§ What is being asked
Return every line from the listing where the word "true" occurs.
┄┄┄┄┄┄
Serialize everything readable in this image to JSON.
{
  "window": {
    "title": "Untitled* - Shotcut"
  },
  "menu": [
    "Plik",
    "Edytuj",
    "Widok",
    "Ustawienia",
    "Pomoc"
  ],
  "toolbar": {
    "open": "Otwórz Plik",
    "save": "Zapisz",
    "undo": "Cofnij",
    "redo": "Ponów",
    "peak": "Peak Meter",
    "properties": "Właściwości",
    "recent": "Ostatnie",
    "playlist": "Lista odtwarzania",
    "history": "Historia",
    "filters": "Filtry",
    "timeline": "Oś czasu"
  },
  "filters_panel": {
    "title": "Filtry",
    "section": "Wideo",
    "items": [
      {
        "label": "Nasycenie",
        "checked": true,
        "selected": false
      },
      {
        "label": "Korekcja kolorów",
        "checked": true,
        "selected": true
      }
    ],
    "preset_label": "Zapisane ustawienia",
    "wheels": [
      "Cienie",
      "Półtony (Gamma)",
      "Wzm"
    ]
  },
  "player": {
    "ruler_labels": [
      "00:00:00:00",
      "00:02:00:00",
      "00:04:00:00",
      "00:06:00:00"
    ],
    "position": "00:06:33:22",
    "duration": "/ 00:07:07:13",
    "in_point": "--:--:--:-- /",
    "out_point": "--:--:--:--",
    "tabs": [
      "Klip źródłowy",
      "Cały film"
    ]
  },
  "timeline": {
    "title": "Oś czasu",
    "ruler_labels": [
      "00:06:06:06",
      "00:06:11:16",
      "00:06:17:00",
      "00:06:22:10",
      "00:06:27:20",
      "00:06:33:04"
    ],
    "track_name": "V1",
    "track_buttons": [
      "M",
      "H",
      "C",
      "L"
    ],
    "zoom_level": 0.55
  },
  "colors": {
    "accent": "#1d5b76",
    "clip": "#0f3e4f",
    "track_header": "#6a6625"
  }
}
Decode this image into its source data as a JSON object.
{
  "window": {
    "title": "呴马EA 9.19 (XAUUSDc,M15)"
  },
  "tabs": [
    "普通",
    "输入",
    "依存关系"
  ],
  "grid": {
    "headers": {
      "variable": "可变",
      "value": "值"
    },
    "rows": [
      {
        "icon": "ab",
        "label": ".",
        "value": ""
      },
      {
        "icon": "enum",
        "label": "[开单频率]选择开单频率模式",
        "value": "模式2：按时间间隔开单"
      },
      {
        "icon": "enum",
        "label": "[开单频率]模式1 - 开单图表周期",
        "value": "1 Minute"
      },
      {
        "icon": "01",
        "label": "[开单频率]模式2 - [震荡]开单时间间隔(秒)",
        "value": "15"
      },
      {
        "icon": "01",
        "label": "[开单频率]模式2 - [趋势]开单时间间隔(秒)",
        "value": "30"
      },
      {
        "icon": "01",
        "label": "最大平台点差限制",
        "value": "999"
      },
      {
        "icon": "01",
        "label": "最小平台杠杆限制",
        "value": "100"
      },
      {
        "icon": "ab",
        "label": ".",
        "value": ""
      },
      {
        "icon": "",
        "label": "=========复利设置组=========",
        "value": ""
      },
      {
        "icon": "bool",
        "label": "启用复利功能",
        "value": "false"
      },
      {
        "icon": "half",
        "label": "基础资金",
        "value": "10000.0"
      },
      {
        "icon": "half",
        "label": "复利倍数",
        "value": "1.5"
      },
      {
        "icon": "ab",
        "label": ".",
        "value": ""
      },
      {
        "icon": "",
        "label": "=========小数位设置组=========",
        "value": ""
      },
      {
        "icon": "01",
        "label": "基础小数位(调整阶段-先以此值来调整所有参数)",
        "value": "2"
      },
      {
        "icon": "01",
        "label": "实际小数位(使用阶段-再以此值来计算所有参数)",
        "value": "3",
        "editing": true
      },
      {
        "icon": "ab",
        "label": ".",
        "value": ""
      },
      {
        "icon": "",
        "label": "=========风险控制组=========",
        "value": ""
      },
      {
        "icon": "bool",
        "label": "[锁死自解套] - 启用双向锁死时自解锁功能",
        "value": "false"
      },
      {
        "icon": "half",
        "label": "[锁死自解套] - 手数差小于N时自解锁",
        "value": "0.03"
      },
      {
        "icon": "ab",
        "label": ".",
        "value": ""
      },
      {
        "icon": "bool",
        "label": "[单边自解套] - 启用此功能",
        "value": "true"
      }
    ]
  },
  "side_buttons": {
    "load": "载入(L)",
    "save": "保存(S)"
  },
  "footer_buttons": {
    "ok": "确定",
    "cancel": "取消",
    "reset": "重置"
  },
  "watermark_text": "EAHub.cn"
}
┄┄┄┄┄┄
§ Your solution
        "checked": true,
        "checked": true,
        "selected": true
        "editing": true
        "value": "true"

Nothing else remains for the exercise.